We met Beverley Bronson the first day in Nepal. She is a New Yorker who came to Nepal in the mid 90's and in 2001 started Ghar Sita Mutu - House With A Heart - a children's orphanage which provides a loving atmosphere for about 20 children. The story of Nepal's orphaned children is one that tears at your emotions. Read Little Princes to get an idea of what is going on for the children in Nepal
Our trip brought us to the southern edges of Nepal, into the jungle where we rode elephants and saw rhinos, wild boars and alligators. We travelled north by plane to the edge the Mustang region, where the countryside is like a moonscape, barren, dry, covered in rocks and boulders, but oh, so full of things to see. A few hours up a river valley from Kegbeni we came to the small village of Tiri. We were invited into a farmers mud hut - no light, no heat,cramped - and we were offered coffee and masala tea. Their generosity was overwhelming. Their life is not easy, they don't dream of big plans, nothing had changed in that family for probably generations and generations. 
Who would go to Nepal and not see Mt Everest? Certainly not us! We took that trip of a lifetime and got into the sight seeing plane to see where history was made 60 or 70 years ago. The plane we were in couldn't even go up half the almost 30,000 ft that Mt Everest soars to. 
We could go on and on, however to give you a feel for what we saw and experienced we put together a short slide show. Click here to see it and enjoy.

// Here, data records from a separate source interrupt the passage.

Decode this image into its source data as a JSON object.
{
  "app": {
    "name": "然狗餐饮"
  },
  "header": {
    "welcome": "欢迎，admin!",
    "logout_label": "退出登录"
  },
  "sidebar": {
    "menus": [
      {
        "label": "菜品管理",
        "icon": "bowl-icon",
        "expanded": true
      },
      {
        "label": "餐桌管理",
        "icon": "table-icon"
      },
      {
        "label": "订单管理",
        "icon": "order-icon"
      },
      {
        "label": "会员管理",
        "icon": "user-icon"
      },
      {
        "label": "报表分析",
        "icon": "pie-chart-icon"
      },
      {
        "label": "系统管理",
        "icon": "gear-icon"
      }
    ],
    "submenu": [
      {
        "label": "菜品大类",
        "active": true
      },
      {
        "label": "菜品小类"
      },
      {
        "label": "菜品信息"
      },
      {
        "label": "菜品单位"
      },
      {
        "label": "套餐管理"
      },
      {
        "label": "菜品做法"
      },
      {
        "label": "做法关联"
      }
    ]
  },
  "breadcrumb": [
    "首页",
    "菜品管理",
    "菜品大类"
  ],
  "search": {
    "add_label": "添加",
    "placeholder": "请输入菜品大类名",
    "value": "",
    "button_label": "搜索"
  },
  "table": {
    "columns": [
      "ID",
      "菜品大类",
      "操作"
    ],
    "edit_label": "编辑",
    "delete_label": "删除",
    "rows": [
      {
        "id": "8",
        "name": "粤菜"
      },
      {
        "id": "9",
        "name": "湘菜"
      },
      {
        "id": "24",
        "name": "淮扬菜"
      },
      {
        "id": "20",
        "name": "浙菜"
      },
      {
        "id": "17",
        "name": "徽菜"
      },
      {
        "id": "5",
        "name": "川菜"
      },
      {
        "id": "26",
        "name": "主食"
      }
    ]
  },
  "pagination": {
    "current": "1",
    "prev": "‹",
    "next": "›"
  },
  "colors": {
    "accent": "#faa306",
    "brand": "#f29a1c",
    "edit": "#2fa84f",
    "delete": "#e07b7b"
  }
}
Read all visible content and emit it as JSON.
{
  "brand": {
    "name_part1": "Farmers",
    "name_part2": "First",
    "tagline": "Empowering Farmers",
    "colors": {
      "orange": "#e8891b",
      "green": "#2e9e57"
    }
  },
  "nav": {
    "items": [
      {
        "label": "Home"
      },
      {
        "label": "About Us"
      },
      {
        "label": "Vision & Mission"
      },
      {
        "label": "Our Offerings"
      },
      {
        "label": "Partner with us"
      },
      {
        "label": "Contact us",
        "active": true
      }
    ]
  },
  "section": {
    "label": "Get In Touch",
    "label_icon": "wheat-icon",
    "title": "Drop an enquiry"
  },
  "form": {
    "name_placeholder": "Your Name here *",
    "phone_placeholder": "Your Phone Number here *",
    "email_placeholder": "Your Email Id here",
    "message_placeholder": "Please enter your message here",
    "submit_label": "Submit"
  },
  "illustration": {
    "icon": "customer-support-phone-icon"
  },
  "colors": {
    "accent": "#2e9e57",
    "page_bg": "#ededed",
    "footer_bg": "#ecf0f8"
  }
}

Although a bit later this year, the ice finally made its' exit on April 30. Normally we see it go somewhere around April 19, 20 or 21; last year was exceptional when it left around March 23. 
We headed off to Nepal at the end of March and thought that surely by the time we returned all of the snow would be gone. Much to our amazement there was lots left. Even as we landed in Toronto on April 16 the pilot announced that it was -7C. We learned that two days before we got back that there was a 10 -15cm snowfall at Foxwood. It was less that a week ago that the night temperatures were still dipping below freezing... our chickens didn't like that .
It now looks like we have turned the corner and spring is upon us. Julia made her annual spring dip on April 29 with ice still abound on the lake. The water temperature was very nice 44F/7C. And the next day the ice was gone so the timing was brilliant. Rumour has it that Julia raised the lake temperature and thus was the reason for the rapid disappearance of lake ice...aah, the wonders of a woman's hot body! 

Monday, March 17, 2014


Yesterday Julia and friends went out cross country skiing. Despite the fact that in the morning it was in the -20C's the day was beautiful. Clear skies, a skiff of fresh, dry snow and peaceful. The icy wind put a bit of a bite on the cheeks but other than that one could not have imagined a better day to be outdoors.
But it did get better, much, much better! Where the group were skiing was on Art's Pond, next to Goose Lake which is on the north side of Highway 35 between Dwight and Dorset and maybe 10 or 15 kilometers from Foxwood. There they were, four wolves. Apart from noticing the group of skiers the wolves were relatively relaxed.
The alpha wolf stood his ground and watched over things while the other three trotted off into the woods. 
As the group skied up to where the wolves stood earlier there were the tracks left behind. Their paw prints were massive compared to those of Annie our Border Terrier and even to paws of the Black lab that was with skiers.
Every now and then we hear the wolves howl at Foxwood. It is so neat to be able to see them. They're shy and try to stay away from humans. So being able to catch a glimpse, particularly in the middle of the day, was such a treat.
If you are interested in learning more about wolves try visiting